Today I attempted, for the second time, to go to a Mum & Baby group. I’m a confident Mum and I don’t often feel that I need help with anything, but I do miss my friends at work and I would like to have people to talk to who also know what it’s like being a new Mum.
The first group I tried to go to was being held in a local cafe and was being held between 10 & 12, but when I turned up at 11 I couldn’t see a pram, a baby or even a woman in the whole place. I sat down with a drink & played with Ted but half an hour later there were still no babies. I tried really very hard not to cry and then went and bought toys.
This time I thought I couldn’t go wrong. I’d been tweeting the owner of a nursery who was starting a coffee morning. I couldn’t go the first week as Ted was having his jabs but I said I’d be there this week and she sent me a tweet saying it would be at 10 every Thursday.
I was a bit nervous as it was at a nursery and you can never get in to them without undoing a series of Crystal Maze style locks and answering a riddle, but when I eventually got in (and got sent to a different part, making me feel like a failure all over again) I was met with a confused face.
“It’s at eleven,” the confused face said. “Unless she’s changed it again?”
Again? It’s the second week! How can it have changed again? I checked Twitter on my phone and she led me to a room upstairs, telling me “we set the room up just in case but we didn’t think anyone was coming.”
Ted was obviously younger than the children they were expecting (I’m not sure he’s ready for a sand tray or glitter glue yet) so Miss Confused-Face said she’d go and get some baby toys for Ted and some tea for me.
We sat down and I read Ted a book. I walked around showing him the pictures of fireworks the children had made. I read him another book. I bounced him on my knee and chatted to him about the colours on his teething rings. And then I looked at the clock.
For twenty-five minutes (actually, I was five minutes early – or is that sixty-five? – so it was more like thirty minutes) I’d been waiting for something to happen and they hadn’t even been back to tell me if it was worth me waiting.
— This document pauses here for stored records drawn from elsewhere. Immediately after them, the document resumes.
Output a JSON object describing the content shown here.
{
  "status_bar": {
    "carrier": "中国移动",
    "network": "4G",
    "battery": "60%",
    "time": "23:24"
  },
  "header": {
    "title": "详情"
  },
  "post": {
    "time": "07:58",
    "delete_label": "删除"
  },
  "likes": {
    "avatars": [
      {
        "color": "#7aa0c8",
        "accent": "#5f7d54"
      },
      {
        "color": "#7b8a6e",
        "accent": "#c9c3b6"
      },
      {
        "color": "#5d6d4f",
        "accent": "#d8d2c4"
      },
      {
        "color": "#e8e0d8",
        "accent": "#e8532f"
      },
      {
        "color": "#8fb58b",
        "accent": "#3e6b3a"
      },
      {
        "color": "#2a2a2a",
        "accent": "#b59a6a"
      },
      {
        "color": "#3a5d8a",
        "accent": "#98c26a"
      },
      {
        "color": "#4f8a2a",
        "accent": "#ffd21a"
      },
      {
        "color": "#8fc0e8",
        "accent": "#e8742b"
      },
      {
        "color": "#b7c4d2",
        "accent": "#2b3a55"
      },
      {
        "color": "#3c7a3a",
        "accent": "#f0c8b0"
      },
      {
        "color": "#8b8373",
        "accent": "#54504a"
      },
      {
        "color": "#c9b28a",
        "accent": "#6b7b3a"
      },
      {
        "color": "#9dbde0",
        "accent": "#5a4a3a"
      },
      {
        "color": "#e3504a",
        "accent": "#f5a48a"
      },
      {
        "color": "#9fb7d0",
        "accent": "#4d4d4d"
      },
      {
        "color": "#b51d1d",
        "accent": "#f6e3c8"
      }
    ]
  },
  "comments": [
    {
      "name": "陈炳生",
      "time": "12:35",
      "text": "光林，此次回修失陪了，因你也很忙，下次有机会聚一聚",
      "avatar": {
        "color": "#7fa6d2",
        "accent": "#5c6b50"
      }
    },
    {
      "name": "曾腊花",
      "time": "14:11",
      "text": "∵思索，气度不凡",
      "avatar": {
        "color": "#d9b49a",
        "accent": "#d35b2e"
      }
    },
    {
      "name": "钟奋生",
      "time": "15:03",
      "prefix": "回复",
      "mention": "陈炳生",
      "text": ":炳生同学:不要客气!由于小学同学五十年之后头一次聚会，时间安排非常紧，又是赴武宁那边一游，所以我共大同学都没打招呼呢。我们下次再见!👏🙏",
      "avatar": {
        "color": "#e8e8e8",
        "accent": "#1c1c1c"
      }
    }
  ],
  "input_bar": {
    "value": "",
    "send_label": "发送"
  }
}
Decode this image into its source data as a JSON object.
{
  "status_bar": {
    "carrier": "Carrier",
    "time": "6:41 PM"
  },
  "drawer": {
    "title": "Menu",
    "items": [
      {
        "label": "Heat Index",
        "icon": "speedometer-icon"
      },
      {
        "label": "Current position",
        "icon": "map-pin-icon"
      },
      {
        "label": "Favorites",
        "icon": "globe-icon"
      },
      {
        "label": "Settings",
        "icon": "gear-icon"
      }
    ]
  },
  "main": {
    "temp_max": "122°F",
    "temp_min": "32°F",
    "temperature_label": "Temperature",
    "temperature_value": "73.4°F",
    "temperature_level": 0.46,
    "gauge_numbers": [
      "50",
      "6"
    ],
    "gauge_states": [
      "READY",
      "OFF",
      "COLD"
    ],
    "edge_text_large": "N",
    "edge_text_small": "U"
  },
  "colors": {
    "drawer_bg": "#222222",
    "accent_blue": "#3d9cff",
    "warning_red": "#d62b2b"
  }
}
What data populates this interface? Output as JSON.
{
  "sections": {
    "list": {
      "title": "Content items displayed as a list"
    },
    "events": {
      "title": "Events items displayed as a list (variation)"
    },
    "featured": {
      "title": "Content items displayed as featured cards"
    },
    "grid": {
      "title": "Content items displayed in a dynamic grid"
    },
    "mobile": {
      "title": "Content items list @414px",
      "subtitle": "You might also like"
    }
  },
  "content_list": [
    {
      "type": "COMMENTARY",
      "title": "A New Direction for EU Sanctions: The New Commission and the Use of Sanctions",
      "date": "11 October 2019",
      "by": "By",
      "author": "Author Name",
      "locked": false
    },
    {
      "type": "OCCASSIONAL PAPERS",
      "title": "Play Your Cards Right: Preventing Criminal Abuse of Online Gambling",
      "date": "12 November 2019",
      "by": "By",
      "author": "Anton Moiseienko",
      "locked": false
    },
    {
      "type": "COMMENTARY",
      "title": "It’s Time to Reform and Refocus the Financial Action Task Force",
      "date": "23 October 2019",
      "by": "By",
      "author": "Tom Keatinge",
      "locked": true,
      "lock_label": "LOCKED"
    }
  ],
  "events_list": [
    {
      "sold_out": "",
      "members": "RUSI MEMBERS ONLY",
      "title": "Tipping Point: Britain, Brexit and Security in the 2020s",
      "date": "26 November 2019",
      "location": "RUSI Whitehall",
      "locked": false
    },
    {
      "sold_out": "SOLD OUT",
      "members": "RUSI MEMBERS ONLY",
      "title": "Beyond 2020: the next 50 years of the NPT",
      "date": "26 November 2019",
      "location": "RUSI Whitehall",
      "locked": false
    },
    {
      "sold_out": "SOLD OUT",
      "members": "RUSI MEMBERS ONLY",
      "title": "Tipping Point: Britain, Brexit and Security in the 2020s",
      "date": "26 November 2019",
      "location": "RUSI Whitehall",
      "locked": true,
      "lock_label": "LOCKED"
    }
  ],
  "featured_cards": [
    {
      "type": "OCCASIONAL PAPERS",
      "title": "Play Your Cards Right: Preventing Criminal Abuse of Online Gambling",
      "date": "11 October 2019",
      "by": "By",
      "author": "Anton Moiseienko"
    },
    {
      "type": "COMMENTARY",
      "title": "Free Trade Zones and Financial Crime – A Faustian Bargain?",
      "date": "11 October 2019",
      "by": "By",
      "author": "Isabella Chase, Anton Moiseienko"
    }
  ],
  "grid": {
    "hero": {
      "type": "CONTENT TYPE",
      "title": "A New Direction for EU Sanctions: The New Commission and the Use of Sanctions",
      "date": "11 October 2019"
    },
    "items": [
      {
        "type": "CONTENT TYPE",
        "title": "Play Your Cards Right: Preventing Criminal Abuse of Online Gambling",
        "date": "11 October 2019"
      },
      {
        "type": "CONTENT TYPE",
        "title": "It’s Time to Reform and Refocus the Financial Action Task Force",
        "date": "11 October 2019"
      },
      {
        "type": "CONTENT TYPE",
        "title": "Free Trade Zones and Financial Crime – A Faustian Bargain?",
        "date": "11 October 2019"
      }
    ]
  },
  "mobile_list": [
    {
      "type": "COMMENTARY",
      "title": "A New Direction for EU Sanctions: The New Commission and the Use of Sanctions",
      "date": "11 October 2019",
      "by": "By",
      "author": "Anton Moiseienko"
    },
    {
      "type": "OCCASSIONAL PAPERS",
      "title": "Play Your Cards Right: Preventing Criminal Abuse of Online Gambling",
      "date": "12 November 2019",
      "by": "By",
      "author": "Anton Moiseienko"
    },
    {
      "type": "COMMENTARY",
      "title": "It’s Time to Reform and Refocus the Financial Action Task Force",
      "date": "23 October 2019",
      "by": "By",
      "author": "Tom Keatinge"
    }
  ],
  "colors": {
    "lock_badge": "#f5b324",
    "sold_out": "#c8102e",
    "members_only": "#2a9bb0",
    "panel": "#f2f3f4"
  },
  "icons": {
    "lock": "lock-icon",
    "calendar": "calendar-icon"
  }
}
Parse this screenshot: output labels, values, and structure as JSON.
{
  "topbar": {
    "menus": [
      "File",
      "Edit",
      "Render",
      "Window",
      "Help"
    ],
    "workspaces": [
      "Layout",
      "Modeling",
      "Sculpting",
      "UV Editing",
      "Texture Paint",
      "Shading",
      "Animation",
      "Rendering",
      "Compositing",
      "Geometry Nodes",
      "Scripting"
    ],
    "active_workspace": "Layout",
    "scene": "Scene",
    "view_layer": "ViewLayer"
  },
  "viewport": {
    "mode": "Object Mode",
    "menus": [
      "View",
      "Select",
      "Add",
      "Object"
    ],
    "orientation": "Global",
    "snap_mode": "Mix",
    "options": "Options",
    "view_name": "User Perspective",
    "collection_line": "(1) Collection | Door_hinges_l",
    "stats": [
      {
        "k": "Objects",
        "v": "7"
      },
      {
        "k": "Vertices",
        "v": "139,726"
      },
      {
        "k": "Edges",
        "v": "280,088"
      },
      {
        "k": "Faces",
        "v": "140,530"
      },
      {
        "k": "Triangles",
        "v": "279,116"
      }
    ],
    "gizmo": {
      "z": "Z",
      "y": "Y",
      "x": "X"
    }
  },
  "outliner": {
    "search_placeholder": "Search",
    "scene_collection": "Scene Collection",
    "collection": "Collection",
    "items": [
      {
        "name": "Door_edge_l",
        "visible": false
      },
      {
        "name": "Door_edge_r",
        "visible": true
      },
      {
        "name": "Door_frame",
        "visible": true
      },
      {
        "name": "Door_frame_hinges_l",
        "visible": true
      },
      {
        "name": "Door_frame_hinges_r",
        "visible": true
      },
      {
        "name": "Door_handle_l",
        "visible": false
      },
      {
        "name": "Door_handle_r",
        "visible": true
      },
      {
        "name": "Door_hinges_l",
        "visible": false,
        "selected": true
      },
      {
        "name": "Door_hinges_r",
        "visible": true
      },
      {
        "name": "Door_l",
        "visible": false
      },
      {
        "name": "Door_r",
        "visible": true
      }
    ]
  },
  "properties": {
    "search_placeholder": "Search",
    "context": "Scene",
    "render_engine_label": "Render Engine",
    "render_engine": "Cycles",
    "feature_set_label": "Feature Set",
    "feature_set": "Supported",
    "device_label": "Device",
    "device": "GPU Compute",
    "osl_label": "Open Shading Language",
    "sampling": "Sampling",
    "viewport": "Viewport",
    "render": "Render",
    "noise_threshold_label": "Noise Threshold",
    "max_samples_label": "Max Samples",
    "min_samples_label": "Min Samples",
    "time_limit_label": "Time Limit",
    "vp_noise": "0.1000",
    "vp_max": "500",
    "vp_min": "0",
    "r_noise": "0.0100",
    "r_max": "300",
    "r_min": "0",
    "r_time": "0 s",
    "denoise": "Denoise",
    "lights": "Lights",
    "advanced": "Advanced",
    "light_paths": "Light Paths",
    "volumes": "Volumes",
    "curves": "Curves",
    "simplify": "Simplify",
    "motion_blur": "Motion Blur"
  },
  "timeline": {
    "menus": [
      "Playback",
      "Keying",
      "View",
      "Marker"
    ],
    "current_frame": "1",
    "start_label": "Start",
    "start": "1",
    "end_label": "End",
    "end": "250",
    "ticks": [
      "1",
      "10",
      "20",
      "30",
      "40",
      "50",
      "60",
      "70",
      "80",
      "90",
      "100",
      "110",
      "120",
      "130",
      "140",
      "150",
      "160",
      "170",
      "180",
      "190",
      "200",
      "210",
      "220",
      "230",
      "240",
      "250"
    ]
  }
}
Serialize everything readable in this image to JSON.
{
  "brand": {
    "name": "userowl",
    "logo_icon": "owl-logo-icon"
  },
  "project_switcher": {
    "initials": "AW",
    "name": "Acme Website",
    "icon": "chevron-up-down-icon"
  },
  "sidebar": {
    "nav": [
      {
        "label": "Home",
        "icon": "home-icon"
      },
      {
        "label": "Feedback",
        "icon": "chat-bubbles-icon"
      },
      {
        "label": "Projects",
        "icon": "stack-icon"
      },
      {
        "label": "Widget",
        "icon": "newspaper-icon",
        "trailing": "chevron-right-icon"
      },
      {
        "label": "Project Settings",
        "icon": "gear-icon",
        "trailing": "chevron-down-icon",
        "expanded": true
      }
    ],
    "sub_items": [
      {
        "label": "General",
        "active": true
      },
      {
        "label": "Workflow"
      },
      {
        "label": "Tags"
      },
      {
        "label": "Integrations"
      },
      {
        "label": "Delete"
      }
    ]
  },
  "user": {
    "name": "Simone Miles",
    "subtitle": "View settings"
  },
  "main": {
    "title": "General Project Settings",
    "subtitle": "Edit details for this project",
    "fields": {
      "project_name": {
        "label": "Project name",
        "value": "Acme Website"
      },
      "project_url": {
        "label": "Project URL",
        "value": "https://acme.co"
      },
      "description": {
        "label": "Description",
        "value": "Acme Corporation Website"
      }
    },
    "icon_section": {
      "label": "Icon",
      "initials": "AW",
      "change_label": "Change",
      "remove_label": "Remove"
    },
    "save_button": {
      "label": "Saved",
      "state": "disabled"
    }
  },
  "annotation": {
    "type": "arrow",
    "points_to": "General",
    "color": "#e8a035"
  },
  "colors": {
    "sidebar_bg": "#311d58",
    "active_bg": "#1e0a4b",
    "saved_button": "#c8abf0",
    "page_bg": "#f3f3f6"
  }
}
I was upset and cross so I got Ted back into his coat, grabbed my bag and headed back downstairs. There was no one in the office so I found the right button to open the door and went to put Teddy in his pram. As I was about to navigate the exit system Confused Face appeared and asked if I was going. I could hardly speak.
I have a changing bag that clips on to the pram but I just wanted to get out so I was pushing Ted, carrying the bag, dragging my coat behind me and trying desperately to stop myself from crying. I got to a nearby alley and broke down whilst attaching the bag to the pram. Ted just watched me with a curious look on his face.
It may seem silly to be so upset about someone forgetting to tell me they’d changed the time and someone else forgetting to come back & fill me in, but what I was really upset about was being left alone again. No Mums to talk to, no babies for Ted to watch, no support for the tough days or anyone to tell the good bits to. I felt let down and lonely and isolated.
So I went and bought a load of crisps and chocolate. As if it wasn’t bad enough that I was upset I’m now also feeling guilty!
Before I went home – I really didn’t want to go home – I went to the SureStart centre and put my name on the waiting list for Peep-O and baby massage. It’ll be a while before I get to start them but eventually I’ll meet other Mums and Ted’ll meet other babies. I’d prefer something sooner – now, really – but I’m coping okay really.
What I’m dreading is the SureStart centre being closed, as I know is happening all over the country. The other option I’m hearing about is that they’ll make the service open only to those living below the poverty line and those whose children are at risk. I know how lucky I am that neither of those applies to me, but without SureStart I wouldn’t be coping nearly as well as I am.
Adjusting to being a stay-at-home Mum, even when it’s something you want and have always wanted, isn’t easy after working full-time in a rewarding job with people you can call friends.
There’s more to parenthood than learning to manage a budget and making sacrifices. It’s not just the poor or underprivileged who struggle with the changes to their lives.
It may be the most wonderful thing that’s ever happened to me, but being a Mum is also a massive challenge.
And I’d really like to be able to talk about it over a cup of tea.